• What the task asks: Search the records below for the string "チャネル", and report each line that contains it.

━━━━━━━━━━━━━━━━

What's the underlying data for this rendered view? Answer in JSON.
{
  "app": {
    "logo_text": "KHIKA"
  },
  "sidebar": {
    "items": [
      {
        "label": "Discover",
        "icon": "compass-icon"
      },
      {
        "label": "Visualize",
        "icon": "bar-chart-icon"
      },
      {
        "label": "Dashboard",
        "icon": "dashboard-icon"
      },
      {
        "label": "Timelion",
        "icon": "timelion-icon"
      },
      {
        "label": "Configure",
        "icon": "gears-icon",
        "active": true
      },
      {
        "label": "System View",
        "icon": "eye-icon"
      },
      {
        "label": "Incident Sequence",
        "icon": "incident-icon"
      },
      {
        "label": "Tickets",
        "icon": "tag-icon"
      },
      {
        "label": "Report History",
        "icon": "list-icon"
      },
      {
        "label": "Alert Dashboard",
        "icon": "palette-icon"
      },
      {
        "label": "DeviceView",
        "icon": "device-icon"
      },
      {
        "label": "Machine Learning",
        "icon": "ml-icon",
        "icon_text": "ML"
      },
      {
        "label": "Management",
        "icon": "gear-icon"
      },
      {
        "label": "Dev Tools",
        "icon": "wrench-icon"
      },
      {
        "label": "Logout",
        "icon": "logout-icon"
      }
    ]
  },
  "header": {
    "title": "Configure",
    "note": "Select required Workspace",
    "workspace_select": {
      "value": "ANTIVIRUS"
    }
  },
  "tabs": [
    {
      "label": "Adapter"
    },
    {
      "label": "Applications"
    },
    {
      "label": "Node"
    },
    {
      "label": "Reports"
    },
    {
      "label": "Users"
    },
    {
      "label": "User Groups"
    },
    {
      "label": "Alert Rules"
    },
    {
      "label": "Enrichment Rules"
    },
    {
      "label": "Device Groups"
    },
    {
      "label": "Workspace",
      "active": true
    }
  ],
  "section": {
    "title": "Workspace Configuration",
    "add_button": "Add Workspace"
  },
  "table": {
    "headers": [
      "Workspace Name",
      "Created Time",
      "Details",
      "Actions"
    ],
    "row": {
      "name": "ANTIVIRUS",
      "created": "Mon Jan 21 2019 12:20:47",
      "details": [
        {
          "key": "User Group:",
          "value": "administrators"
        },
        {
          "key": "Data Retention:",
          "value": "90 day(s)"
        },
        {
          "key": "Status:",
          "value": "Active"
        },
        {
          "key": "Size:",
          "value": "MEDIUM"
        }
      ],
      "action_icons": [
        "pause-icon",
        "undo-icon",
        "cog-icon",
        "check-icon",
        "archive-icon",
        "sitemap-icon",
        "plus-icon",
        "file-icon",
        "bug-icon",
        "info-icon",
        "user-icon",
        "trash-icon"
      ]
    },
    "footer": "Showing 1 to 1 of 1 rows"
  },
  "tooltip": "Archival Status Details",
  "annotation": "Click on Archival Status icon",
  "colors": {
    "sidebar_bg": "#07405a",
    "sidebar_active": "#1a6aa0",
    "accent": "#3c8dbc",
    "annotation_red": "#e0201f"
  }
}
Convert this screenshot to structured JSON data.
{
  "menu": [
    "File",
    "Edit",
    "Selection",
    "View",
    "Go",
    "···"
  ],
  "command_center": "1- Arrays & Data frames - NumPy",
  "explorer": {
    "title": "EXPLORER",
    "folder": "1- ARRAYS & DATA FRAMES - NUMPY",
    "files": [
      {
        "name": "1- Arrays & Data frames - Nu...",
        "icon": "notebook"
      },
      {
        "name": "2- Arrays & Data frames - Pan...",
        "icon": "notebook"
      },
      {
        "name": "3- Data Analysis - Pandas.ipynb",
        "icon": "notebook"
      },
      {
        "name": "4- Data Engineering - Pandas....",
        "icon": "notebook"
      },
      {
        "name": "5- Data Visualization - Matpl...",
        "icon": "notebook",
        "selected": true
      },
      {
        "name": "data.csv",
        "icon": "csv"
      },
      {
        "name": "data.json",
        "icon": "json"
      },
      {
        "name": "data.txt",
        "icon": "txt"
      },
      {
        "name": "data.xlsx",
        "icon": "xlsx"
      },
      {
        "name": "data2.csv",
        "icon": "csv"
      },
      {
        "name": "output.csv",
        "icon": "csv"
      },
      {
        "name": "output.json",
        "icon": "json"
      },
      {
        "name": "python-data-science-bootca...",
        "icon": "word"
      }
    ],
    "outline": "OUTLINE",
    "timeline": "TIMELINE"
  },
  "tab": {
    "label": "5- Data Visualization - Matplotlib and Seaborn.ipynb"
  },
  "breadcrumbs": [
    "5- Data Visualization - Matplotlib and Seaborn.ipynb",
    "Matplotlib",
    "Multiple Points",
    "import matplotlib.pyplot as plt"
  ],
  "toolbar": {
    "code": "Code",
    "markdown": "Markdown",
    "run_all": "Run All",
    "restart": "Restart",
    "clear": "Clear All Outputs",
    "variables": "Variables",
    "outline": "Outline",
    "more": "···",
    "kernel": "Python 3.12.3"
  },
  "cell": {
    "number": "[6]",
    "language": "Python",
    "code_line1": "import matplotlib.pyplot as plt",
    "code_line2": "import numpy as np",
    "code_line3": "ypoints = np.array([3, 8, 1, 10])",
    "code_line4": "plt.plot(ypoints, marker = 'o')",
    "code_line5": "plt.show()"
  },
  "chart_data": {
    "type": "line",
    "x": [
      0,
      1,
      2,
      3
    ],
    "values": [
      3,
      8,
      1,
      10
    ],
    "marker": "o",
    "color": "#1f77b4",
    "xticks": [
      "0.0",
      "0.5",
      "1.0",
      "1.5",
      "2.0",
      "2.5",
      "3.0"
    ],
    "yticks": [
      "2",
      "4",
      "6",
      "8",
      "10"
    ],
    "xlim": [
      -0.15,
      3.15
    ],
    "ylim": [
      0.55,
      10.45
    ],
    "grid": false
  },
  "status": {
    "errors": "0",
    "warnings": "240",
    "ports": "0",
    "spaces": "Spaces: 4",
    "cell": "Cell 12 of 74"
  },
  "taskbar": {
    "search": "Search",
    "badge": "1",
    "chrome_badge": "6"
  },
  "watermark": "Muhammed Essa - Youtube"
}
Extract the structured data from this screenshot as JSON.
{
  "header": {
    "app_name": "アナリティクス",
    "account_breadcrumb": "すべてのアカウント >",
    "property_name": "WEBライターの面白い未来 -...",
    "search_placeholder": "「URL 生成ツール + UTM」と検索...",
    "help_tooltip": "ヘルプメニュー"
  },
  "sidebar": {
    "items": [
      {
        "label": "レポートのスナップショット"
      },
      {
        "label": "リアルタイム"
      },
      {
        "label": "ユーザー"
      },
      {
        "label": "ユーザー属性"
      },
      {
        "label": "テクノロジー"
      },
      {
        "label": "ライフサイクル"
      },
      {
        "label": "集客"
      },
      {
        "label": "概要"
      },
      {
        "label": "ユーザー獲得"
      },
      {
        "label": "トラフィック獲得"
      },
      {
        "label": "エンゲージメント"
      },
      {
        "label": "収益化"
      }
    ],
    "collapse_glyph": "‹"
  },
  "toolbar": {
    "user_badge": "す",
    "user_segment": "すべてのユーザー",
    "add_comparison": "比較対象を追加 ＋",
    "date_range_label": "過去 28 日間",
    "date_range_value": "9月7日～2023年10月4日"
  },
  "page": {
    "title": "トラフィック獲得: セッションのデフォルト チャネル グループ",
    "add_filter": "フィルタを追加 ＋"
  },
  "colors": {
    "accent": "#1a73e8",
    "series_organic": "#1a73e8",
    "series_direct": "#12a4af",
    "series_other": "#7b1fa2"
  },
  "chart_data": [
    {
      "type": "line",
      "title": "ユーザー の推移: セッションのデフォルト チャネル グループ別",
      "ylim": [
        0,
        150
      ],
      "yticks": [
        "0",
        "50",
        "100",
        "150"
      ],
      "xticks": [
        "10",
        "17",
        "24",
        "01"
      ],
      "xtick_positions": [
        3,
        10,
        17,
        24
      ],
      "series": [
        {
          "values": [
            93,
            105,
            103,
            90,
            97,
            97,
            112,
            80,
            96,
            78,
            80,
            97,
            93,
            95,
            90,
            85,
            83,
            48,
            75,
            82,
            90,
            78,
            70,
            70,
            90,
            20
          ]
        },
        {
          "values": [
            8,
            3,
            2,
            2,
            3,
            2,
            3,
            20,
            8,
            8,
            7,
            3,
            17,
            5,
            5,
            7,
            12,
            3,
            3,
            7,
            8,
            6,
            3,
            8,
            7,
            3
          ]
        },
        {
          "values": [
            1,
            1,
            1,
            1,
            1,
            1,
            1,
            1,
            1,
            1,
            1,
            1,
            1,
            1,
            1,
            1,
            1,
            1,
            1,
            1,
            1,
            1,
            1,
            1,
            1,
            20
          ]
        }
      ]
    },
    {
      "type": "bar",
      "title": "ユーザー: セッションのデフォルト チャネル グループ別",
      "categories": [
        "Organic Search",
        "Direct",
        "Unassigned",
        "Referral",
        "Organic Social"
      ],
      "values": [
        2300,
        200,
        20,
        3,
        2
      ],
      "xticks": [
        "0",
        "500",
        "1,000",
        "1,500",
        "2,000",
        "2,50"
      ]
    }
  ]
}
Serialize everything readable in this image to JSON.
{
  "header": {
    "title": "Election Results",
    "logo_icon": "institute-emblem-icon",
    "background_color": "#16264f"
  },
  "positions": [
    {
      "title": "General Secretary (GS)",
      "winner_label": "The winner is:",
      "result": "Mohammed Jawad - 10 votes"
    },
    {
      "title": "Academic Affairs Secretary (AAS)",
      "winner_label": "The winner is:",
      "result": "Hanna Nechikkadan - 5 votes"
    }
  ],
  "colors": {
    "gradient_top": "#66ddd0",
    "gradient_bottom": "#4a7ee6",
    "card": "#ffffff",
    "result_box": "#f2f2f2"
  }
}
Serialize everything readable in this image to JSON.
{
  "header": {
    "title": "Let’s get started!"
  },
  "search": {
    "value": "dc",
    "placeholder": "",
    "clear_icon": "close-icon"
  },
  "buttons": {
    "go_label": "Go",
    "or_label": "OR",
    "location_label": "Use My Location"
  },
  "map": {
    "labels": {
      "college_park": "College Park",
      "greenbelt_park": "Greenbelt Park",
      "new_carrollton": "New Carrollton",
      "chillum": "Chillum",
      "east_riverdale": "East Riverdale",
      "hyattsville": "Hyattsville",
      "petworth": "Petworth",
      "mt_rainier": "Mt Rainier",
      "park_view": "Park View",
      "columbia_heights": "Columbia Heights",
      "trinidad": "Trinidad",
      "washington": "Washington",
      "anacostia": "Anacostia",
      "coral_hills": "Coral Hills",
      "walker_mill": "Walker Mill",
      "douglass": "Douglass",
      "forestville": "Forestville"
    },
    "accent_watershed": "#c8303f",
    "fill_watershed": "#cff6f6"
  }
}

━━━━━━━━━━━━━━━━

• Answer to this exercise:
    "title": "トラフィック獲得: セッションのデフォルト チャネル グループ",
      "title": "ユーザー の推移: セッションのデフォルト チャネル グループ別",
      "title": "ユーザー: セッションのデフォルト チャネル グループ別",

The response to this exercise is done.